By Philippa Kiraly
Russian conductor Vassily Sinaisky takes the podium this week for four concerts with the Seattle Symphony at Benaroya Hall, the first of which was Thursday night. The well-designed program, not blockbusters but two big works by Brahms and Ravel, created a study in contrasts between the two. Written a short generation apart, the Brahms Double Concerto for violin and cello from 1887 and the complete ballet score of Ravel’s “Daphis and Chloe” from between 1910 and 1912 are alike only in their use of a big orchestra and their vitality and musical imagination.
Sinaisky and the orchestra were aided in the concerto by Norwegian violinist Henning Kraggerud and German cellist Daniel Mueller-Schott, two of today’s fine young artists who recently performed the concerto in Bonn, Germany. It seemed obvious Thursday that the two soloists had performed together before. Their ease of communication and similarity of style, their exact togetherness enhanced the impression, as Paul Schiavo suggests in the notes, that Brahms wrote this concerto as though for one stringed instrument with a greatly extended range.
Their and Sinaisky’s interpretation of the concerto was a robust one, brimming with energy and big tone, but there was sensitivity here as well. The view often verged on an overforceful approach, but Sinaisky never quite let it get there, never sacrificed tone for urgency, climaxes for the sake of being loud. The soloists both play gorgeous 18th century instruments, Kraggerud a Guernari del Gesu from 1744, Mueller-Schott a Mateo Goffriller from 1727, and both used them again and again to draw sound of glorious tone quality and depth. The orchestra responded to Sinaisky’s demands with a fine depth of tone also.
I would have liked more gentleness in the slow movement, more contrast with the outer ones. It would have shown the juxtaposed movements in more relief; but Brahms’ big works are sturdy ones and this could take the approach used and sound terrific.
The Ravel was a tour de force for the orchestra as well as for Sinaisky. It’s near 55 minutes without a break, virtually every instrument has one or more prominent solos, and the whole requires tip-of-the-toes attention and timing. Sinaisky, a meticulous conductor with a clear beat and expressive finetuning gestures, was indeed in that position more than once.

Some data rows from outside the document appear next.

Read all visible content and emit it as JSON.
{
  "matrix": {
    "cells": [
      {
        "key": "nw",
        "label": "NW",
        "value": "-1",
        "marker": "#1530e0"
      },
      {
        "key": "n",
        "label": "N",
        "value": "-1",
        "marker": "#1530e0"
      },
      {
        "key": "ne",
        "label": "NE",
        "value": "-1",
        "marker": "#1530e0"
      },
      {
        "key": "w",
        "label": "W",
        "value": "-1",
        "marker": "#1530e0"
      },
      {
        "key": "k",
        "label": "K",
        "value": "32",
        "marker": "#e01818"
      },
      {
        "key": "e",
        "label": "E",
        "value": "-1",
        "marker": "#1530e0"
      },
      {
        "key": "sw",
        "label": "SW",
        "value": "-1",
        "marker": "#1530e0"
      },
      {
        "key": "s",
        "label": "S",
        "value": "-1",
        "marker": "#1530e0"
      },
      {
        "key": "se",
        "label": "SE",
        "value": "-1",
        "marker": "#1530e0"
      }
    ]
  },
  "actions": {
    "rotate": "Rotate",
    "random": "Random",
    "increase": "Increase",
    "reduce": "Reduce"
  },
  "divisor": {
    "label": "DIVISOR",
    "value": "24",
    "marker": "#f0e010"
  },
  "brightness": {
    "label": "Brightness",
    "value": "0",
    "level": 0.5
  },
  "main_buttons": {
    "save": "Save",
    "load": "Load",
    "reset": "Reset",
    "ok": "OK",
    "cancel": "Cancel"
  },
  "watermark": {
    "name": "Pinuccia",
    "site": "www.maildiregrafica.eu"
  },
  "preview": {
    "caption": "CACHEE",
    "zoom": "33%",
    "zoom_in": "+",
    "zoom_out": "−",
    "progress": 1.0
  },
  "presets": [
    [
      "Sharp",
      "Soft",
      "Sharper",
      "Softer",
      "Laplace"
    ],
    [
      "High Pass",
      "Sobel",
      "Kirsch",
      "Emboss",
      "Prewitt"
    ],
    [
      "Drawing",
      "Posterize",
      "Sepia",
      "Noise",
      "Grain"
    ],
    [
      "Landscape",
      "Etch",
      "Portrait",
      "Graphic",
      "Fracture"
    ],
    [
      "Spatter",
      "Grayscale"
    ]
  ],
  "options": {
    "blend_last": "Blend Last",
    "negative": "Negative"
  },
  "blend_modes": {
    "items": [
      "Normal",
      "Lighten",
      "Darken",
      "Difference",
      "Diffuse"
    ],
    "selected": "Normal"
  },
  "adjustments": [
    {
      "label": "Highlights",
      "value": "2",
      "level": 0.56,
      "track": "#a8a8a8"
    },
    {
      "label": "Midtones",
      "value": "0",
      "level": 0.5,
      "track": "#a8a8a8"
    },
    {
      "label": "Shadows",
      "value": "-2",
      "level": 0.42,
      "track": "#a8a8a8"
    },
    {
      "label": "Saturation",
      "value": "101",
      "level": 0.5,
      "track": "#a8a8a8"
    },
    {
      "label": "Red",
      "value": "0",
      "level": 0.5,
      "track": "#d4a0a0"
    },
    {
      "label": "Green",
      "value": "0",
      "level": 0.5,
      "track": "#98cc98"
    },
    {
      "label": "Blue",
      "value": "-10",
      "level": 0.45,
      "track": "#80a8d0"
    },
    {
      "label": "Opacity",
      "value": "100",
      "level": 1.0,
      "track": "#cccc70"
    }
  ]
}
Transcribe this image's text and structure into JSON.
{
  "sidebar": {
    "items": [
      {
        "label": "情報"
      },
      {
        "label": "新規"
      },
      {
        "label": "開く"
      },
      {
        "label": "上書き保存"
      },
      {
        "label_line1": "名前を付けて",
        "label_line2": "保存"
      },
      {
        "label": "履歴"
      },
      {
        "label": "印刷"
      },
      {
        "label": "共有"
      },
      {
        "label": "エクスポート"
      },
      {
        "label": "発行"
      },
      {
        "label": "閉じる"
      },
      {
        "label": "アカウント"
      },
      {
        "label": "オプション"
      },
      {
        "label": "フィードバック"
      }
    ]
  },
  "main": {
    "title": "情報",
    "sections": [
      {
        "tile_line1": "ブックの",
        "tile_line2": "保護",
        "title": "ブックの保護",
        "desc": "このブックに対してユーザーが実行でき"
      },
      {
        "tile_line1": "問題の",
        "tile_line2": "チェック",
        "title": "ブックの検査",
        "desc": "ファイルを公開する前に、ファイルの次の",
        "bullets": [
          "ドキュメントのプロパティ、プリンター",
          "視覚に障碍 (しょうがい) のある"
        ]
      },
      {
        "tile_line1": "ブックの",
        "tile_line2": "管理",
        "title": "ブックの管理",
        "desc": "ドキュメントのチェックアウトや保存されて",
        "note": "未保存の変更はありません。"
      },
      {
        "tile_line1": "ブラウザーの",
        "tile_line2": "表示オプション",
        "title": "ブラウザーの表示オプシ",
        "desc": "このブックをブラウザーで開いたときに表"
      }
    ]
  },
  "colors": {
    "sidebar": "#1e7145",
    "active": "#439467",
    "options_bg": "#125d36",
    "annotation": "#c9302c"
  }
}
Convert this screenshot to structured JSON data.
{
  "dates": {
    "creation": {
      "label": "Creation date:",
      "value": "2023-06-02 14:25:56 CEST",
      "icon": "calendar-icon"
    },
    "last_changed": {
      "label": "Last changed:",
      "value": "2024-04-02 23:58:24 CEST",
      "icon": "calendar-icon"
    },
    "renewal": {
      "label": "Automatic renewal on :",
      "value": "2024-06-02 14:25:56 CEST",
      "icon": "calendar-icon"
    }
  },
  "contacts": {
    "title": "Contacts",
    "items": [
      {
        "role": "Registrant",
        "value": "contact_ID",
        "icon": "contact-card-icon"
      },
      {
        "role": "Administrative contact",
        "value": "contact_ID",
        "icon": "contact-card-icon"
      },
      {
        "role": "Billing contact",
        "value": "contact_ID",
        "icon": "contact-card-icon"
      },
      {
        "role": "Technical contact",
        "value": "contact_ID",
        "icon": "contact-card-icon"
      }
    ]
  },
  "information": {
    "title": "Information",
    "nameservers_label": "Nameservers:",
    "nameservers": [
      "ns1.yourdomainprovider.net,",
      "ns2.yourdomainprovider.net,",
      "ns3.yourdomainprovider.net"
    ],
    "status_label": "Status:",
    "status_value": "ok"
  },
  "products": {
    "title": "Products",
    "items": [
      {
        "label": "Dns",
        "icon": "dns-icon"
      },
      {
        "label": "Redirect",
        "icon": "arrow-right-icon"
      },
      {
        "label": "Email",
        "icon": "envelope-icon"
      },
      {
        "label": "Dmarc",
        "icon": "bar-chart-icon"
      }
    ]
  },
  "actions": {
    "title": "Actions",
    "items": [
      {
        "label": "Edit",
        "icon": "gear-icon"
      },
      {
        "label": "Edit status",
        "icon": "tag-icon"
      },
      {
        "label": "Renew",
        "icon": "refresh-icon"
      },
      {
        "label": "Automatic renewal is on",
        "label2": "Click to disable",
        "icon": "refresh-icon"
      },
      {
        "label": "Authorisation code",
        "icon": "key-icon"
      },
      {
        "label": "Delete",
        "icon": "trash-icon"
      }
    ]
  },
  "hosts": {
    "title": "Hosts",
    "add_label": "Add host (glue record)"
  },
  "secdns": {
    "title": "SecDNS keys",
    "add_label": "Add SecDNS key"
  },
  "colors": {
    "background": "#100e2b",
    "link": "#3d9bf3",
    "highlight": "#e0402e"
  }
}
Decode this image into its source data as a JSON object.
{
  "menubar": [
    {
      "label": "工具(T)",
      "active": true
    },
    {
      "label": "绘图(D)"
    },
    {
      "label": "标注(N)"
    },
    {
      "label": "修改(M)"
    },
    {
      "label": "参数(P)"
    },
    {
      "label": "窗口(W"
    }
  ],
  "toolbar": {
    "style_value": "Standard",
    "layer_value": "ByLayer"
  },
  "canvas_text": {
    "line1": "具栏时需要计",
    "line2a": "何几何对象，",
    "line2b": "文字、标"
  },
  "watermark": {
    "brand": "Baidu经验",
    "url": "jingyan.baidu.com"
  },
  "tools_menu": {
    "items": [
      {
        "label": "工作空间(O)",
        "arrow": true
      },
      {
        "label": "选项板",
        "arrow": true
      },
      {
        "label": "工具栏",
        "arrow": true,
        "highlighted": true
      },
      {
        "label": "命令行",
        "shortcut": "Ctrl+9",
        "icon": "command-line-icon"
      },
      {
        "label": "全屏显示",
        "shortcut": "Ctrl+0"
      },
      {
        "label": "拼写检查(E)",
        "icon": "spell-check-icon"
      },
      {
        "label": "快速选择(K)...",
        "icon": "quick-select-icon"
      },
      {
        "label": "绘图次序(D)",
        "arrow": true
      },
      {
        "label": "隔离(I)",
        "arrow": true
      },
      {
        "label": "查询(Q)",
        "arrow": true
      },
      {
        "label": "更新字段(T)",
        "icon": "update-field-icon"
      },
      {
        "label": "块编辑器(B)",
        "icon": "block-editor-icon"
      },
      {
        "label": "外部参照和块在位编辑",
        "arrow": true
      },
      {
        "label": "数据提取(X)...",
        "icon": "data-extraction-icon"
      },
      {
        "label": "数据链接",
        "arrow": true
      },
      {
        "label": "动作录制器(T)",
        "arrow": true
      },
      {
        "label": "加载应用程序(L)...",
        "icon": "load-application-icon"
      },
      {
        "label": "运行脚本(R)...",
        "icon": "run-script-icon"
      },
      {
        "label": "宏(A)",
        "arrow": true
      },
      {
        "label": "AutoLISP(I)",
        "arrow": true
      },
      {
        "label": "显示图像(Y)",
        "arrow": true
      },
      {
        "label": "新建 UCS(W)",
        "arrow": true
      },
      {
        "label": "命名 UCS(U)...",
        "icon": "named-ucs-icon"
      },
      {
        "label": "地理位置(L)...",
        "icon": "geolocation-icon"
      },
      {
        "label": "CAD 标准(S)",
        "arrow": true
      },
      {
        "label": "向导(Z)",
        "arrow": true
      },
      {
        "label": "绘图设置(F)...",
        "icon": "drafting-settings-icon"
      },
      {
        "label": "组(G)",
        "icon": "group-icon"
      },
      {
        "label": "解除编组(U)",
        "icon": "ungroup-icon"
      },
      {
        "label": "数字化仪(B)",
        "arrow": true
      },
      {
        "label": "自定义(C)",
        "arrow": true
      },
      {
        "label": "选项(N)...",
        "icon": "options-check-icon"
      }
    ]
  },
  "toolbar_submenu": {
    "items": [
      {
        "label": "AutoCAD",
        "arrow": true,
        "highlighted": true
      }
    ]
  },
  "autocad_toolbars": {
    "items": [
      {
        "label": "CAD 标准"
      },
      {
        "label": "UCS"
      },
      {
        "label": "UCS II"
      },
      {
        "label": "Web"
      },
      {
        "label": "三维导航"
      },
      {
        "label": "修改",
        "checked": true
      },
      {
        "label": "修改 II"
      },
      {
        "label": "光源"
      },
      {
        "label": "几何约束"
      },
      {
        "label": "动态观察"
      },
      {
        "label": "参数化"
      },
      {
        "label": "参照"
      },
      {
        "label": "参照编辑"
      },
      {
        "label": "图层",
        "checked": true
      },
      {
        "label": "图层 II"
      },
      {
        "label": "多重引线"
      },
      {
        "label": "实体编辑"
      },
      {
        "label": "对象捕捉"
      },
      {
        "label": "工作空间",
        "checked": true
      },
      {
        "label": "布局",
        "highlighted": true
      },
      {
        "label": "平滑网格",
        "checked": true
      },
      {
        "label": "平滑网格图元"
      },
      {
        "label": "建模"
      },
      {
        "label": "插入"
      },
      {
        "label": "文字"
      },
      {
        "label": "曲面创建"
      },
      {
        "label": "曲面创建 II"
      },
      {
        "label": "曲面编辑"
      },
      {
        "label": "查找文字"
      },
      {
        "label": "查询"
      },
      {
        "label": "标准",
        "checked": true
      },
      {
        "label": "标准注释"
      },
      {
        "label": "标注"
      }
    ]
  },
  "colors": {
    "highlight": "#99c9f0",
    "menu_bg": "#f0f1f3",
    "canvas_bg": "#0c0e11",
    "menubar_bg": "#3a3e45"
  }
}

Composed by Ravel on commission from Diaghilev for a new ballet, the score when heard in full seems to have little relation to the story. Briefly, peasant girl and boy grow up together in idyllic countryside, fall in love, both go through various vicissitudes and are separately abducted, finally getting home and living happily together ever after.
Ravel‘s score is far bigger than this—a grand sweep of rural beauty, mostly, to my ears, around water and weather.
There are light flowing water with ripples, little waterfalls, light dancing on slow moving water, swirls and eddies, ebbs and flows, swift currents, crashing, roaring, dangerous rapids (this must be the abduction scene). All of this came to mind in Sinaisky’s interpretation. It was vivid and transparent, in which every instrumental role could be heard as an integral part of the whole.
The orchestra members deserve huge kudos for a fine performance, responding to Sinaisky’s every gesture like a Rolls Royce engine. While all the soloists did well, mention should be made of principal clarinetist Christopher Sereque, who played splendidly as always despite the sudden death of his wife last weekend. It was said, he felt she would have wanted him to.